### WHAT THE TASK ASKS
The requested output is every line from the one with "Give me the" through the last line below, printed exactly.

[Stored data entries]
= Beginning of Section =

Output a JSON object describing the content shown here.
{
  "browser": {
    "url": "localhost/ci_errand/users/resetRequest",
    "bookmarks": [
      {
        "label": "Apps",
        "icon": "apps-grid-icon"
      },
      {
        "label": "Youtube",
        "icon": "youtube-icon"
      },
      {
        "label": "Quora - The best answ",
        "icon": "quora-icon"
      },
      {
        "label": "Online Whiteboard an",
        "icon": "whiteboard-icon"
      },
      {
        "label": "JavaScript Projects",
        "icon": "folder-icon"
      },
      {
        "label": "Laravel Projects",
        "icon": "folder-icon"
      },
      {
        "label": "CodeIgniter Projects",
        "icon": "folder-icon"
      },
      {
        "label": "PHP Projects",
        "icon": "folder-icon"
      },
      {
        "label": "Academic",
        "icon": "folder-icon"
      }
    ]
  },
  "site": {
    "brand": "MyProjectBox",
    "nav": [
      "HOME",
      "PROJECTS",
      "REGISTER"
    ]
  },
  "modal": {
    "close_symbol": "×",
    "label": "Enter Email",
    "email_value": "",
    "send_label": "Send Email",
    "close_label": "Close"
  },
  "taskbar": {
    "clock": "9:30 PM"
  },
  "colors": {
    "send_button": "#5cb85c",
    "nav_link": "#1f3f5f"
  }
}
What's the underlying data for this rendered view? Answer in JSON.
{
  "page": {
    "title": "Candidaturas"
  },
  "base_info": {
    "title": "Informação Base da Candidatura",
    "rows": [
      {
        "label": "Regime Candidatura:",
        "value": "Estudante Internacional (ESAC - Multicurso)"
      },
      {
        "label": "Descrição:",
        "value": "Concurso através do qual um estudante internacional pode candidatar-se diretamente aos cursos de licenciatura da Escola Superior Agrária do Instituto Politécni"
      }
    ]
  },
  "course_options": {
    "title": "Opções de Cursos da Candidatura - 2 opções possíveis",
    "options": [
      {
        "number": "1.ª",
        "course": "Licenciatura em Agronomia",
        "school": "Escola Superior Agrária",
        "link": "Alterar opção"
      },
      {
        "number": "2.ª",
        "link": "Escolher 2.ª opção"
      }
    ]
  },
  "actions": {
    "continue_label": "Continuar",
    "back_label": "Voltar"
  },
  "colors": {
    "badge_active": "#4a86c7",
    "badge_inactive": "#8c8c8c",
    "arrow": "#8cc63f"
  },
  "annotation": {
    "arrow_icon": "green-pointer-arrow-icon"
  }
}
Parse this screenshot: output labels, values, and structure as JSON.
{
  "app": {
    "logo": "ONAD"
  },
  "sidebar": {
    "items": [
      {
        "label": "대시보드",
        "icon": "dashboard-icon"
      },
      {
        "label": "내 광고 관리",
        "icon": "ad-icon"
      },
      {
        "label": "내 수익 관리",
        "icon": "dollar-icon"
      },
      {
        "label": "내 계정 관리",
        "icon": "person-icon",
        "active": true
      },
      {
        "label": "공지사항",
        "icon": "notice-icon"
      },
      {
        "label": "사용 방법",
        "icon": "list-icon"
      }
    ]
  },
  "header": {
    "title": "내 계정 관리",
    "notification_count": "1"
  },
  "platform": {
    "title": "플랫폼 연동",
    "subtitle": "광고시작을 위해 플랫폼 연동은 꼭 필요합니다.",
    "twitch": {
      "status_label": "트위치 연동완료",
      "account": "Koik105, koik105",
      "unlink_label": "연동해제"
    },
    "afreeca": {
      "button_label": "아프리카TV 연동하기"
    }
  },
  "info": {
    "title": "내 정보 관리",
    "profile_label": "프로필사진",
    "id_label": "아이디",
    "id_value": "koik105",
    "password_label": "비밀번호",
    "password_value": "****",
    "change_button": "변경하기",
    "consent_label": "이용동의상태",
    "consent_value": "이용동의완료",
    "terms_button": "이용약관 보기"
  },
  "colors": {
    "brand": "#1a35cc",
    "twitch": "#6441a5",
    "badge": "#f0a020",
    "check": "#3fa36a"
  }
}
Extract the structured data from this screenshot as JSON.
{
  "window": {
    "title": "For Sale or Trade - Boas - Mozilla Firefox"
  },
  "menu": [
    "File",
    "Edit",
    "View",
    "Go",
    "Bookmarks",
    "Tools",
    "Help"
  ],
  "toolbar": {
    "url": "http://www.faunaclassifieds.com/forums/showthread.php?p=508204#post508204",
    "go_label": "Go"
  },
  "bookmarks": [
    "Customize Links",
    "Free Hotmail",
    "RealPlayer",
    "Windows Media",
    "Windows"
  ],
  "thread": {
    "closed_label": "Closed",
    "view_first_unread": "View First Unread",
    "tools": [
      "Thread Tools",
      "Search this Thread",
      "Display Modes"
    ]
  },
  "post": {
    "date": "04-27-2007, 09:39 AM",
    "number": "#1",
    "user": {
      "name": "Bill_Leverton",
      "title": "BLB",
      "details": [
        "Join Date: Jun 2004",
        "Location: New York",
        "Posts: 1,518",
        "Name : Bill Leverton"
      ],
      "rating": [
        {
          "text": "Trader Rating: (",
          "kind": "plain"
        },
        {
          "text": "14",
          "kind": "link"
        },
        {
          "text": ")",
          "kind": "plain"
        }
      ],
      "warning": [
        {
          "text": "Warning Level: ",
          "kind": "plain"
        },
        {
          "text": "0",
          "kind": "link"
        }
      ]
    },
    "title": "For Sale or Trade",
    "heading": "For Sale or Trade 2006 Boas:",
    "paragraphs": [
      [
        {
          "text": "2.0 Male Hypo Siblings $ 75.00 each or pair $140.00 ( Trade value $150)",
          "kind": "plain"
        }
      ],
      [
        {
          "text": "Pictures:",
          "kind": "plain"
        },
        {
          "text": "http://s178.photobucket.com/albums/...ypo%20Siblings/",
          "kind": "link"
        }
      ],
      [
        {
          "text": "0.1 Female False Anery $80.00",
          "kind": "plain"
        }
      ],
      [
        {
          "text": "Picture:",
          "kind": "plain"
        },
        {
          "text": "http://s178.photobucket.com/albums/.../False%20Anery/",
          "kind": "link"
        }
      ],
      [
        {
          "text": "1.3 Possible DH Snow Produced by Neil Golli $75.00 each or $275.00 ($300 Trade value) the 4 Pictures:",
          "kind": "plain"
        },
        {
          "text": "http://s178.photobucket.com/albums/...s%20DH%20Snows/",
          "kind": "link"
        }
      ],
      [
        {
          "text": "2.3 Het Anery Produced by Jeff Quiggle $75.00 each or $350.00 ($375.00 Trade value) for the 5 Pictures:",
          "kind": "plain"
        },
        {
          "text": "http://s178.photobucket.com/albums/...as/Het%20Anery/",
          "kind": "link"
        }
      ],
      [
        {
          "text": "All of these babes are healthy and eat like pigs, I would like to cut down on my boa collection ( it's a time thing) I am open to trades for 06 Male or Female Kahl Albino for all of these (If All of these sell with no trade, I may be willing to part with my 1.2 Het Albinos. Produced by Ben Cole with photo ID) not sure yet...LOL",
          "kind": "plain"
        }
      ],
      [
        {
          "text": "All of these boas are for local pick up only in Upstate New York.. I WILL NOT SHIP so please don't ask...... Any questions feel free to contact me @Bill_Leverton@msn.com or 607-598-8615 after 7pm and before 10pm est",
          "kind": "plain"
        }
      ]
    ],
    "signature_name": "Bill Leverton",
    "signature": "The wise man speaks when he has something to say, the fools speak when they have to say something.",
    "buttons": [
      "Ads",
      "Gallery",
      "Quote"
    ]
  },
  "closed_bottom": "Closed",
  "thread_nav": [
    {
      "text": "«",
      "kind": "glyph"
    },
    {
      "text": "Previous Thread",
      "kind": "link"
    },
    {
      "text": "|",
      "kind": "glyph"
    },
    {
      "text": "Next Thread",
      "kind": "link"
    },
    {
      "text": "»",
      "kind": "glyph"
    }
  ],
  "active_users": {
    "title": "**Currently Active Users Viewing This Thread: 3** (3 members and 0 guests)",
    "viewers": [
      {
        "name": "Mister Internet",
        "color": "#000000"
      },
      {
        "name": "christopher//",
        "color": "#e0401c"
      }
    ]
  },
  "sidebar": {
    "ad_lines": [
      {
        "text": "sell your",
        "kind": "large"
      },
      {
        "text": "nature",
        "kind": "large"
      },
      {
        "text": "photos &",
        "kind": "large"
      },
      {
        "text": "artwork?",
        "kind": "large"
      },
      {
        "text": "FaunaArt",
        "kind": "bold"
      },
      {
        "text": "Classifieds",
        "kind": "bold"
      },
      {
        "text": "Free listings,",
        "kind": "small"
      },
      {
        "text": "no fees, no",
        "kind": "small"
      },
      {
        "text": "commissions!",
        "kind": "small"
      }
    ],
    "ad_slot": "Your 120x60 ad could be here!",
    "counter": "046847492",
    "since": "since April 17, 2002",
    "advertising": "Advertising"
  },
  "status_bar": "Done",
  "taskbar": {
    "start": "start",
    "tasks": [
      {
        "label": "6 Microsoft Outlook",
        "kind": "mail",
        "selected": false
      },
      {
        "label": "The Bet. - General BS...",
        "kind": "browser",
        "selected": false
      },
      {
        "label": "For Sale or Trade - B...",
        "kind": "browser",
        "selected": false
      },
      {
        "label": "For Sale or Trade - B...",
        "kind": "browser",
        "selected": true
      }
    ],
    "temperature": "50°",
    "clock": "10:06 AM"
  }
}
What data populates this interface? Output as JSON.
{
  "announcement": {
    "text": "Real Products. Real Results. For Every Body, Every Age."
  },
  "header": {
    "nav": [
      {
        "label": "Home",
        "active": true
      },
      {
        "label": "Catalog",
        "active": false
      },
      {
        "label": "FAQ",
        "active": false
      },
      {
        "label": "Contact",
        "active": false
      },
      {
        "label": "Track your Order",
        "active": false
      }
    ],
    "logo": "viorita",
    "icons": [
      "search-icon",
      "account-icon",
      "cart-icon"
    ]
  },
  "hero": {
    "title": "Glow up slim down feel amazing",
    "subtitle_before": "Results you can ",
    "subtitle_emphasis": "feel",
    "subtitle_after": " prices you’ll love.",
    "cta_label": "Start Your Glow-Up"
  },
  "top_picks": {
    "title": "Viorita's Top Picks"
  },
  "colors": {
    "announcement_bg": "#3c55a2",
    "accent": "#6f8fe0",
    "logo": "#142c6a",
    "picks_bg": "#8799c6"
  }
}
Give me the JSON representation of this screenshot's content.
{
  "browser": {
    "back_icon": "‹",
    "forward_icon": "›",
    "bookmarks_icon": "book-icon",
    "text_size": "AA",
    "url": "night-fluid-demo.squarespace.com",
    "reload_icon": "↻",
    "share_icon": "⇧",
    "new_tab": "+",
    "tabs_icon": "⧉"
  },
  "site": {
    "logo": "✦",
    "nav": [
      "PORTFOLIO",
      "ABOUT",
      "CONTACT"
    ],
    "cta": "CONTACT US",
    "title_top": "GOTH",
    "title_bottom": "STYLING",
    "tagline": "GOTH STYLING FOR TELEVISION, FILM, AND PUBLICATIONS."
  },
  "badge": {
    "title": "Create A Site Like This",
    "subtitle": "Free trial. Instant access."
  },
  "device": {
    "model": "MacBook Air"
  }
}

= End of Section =

### EXERCISE SOLUTION
Give me the JSON representation of this screenshot's content.
{
  "browser": {
    "back_icon": "‹",
    "forward_icon": "›",
    "bookmarks_icon": "book-icon",
    "text_size": "AA",
    "url": "night-fluid-demo.squarespace.com",
    "reload_icon": "↻",
    "share_icon": "⇧",
    "new_tab": "+",
    "tabs_icon": "⧉"
  },
  "site": {
    "logo": "✦",
    "nav": [
      "PORTFOLIO",
      "ABOUT",
      "CONTACT"
    ],
    "cta": "CONTACT US",
    "title_top": "GOTH",
    "title_bottom": "STYLING",
    "tagline": "GOTH STYLING FOR TELEVISION, FILM, AND PUBLICATIONS."
  },
  "badge": {
    "title": "Create A Site Like This",
    "subtitle": "Free trial. Instant access."
  },
  "device": {
    "model": "MacBook Air"
  }
}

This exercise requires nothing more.